My fourth and final point is that while this photo does open up the discussion around “average”/”plus-size” women’s beauty, it also opens up a space to critique the bodies of women who fall into the size-8-and-below category. One commenter explicitly said, “I would NOT want to look like the chick on the left.” That’s totally fine–I don’t want to look like someone that’s not me either–but the implication is that she looks sickly, she’s unattractive, she’s anorexic, she’s not a “real” woman because “real women have curves” or whatever. I am not trying to suggest here that the positive body image movement (or whatever you want to call it) is like “reverse fat shaming” or anything ridiculous like that. That would be like claiming that because I’m a Hanson fan I understand what it’s like to be the victim of homophobia because when I “come out” to people as a Hanson fan I am usually openly criticized for my preferences and asked a bunch of silly questions about why I like them and whether or not I’m sure I like them and that it’s not just some side effect of a childhood trauma that has made me incapable of maturing past Hanson fandom. (I have to admit, I went to a Hanson concert in Toronto recently–but creative analogy, right?) Queer-identified people are faced with systemic oppression and homophobia, whereas Hanson fans are ridiculed but it has no lasting impact on their lives nor do it inhibit their access to any aspect of daily life. Similarly, fat women are faced with a lovely combination of fat-shaming and misogyny, whereas thin women have a lot of thin privilege, and when other women criticize them or call them “anorexic” or tell them to “eat a burger,” it may hurt, but it does not limit their access to, well, anything, really. Being too small to shop in “plus-size” stores is not a systemic issue. However, it is still problematic to open up a space where insulting thin women for being thin is acceptable and it is highly problematic to suggest that any woman is not a “real” woman. For more on this topic, go here and read Kate Bartolotta’s take on this (she actually looks at another hugely problematic photo that’s been circulating around Facebook lately and that more explicitly insults skinny women). And I’m serious. Go read it. I just spent like 15 minutes looking through my browser history to find that link.

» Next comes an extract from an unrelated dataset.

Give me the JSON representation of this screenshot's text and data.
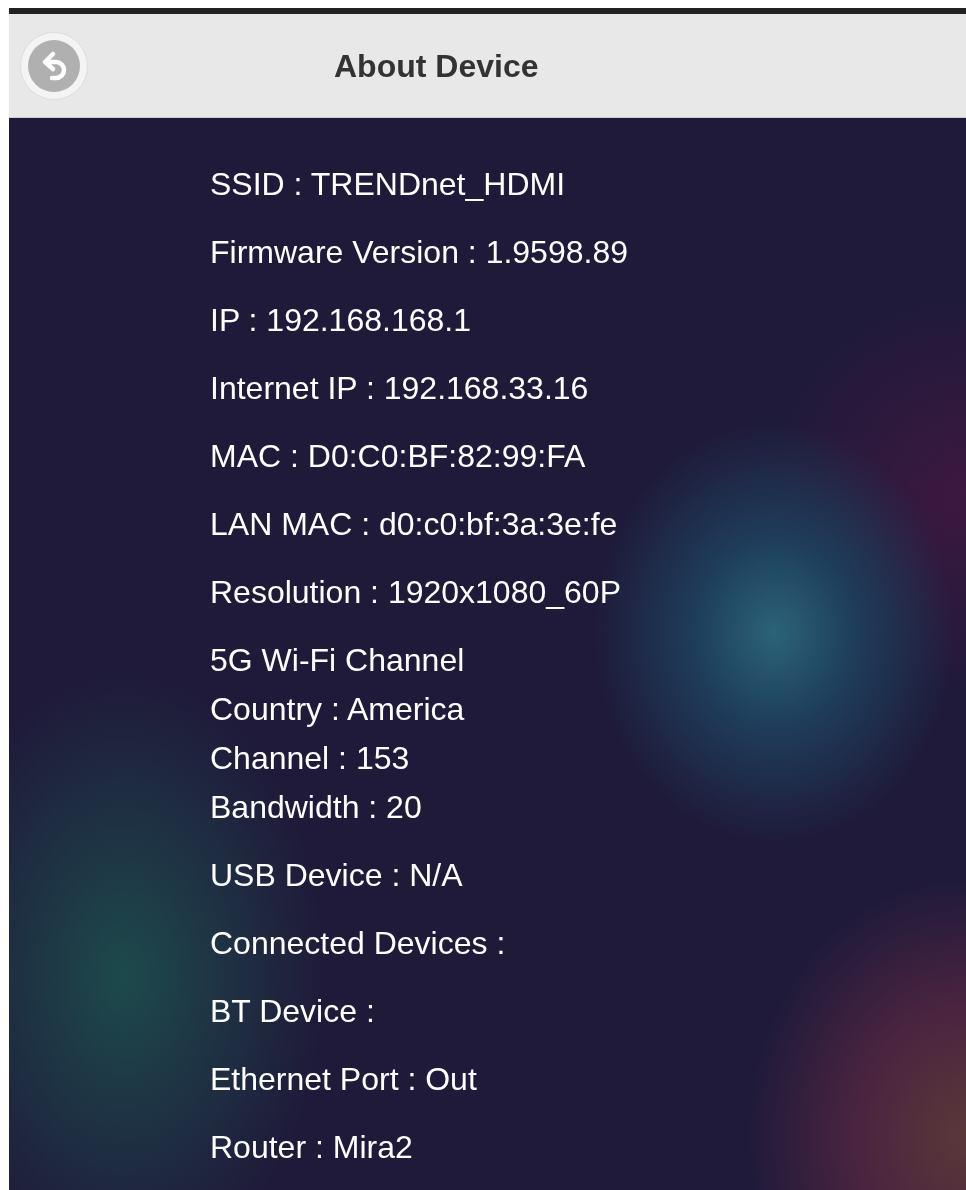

Anyway, this photo should NOT be used as an excuse to tell any woman that she is not real or that her body is somehow offending those attempting to cultivate positive body image. A woman’s confidence in her own body should not come about comparatively–whether it’s comparing her body to the national average, to what men deem fuckable, or to what other women’s bodies look like. And keep in mind what I said earlier–all of the women in this photo fit OTHER standards of beauty. The woman on the left is conventionally attractive in ways that other skinny/thin women are not. Also, she is quite tall, so she is much thinner than most women who fit into the size 4 to 8 category (I doubt this was an accident–the taller she is, the skinnier and more “sickly” a size 4 to 8 looks). Not that I am suggesting that this is a problem–she is beautiful. The message is not.